**INSTRUCTIONS FOR THE TASK**
Each line of the records that includes "Offset" should be found and copied.

**DATA PROVIDED**
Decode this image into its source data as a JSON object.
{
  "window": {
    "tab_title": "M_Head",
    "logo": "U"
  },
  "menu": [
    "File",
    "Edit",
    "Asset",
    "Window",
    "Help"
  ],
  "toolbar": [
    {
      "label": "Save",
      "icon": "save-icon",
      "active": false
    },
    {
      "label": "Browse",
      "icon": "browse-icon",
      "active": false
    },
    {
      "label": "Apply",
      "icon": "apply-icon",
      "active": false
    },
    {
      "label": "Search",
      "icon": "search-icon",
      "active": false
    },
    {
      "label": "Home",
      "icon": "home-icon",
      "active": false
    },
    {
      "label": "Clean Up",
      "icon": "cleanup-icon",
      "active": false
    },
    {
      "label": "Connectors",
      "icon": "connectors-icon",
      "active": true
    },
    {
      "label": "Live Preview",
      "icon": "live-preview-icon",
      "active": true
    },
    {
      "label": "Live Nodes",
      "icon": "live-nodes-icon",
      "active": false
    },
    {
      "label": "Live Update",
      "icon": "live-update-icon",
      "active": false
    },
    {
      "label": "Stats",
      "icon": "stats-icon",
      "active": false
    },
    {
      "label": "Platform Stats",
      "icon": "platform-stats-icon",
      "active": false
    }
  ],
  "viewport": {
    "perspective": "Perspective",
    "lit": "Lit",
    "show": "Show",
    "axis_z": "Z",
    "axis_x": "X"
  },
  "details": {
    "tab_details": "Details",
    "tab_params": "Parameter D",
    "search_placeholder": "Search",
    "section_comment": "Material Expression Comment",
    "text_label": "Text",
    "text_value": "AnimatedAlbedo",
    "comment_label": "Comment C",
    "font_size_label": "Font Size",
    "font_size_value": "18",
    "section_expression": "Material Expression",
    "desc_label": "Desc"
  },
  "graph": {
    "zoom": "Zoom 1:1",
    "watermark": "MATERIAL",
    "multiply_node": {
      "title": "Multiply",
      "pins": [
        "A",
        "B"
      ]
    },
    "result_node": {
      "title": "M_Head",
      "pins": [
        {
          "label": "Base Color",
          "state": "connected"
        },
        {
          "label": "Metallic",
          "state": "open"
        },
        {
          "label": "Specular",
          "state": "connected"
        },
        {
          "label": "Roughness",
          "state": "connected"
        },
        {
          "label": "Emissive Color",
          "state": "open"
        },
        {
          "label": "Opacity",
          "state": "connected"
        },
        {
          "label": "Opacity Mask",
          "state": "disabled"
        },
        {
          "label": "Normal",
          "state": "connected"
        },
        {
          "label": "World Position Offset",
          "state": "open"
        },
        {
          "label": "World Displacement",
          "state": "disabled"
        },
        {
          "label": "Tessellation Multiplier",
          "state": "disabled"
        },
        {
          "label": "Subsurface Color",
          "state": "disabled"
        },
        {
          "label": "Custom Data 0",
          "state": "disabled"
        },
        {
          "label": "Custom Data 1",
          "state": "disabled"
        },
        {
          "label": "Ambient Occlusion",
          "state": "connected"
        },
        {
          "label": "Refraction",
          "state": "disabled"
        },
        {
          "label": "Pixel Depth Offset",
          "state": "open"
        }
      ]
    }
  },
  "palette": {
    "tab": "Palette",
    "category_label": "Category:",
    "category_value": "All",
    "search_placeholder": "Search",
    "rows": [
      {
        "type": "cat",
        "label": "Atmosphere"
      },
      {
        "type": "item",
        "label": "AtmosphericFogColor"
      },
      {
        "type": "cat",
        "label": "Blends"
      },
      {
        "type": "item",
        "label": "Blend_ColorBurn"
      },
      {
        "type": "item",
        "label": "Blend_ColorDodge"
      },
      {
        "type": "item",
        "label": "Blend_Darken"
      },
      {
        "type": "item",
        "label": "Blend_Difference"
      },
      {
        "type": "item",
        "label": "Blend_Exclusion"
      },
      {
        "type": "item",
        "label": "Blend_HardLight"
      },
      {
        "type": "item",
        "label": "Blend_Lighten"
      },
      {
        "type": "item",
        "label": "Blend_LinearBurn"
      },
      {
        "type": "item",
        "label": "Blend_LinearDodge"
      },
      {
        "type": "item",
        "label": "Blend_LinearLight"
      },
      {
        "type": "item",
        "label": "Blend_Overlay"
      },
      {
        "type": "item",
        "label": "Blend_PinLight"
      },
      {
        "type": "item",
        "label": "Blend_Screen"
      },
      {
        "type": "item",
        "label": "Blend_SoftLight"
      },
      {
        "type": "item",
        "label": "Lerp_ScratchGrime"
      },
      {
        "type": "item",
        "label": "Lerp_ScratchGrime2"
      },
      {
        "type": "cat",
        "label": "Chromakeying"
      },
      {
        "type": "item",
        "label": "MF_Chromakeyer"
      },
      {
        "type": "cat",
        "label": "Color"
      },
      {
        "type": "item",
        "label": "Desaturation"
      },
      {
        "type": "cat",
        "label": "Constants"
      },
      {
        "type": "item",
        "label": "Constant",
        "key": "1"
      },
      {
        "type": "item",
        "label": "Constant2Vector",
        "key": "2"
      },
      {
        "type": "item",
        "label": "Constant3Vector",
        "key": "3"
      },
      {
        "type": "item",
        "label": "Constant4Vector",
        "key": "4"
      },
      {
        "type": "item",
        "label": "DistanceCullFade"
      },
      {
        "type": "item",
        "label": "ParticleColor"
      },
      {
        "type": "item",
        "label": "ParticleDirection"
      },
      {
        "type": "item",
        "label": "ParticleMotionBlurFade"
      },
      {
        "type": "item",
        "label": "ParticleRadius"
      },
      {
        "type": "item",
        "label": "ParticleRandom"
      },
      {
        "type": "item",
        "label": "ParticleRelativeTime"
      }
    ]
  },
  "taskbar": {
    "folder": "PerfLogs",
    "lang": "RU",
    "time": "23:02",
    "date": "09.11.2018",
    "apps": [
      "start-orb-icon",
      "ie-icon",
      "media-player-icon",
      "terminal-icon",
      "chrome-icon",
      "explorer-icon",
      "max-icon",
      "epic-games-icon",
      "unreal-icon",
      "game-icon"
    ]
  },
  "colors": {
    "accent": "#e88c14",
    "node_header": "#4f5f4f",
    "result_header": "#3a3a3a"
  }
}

**EXERCISE ANSWER**
          "label": "World Position Offset",
          "label": "Pixel Depth Offset",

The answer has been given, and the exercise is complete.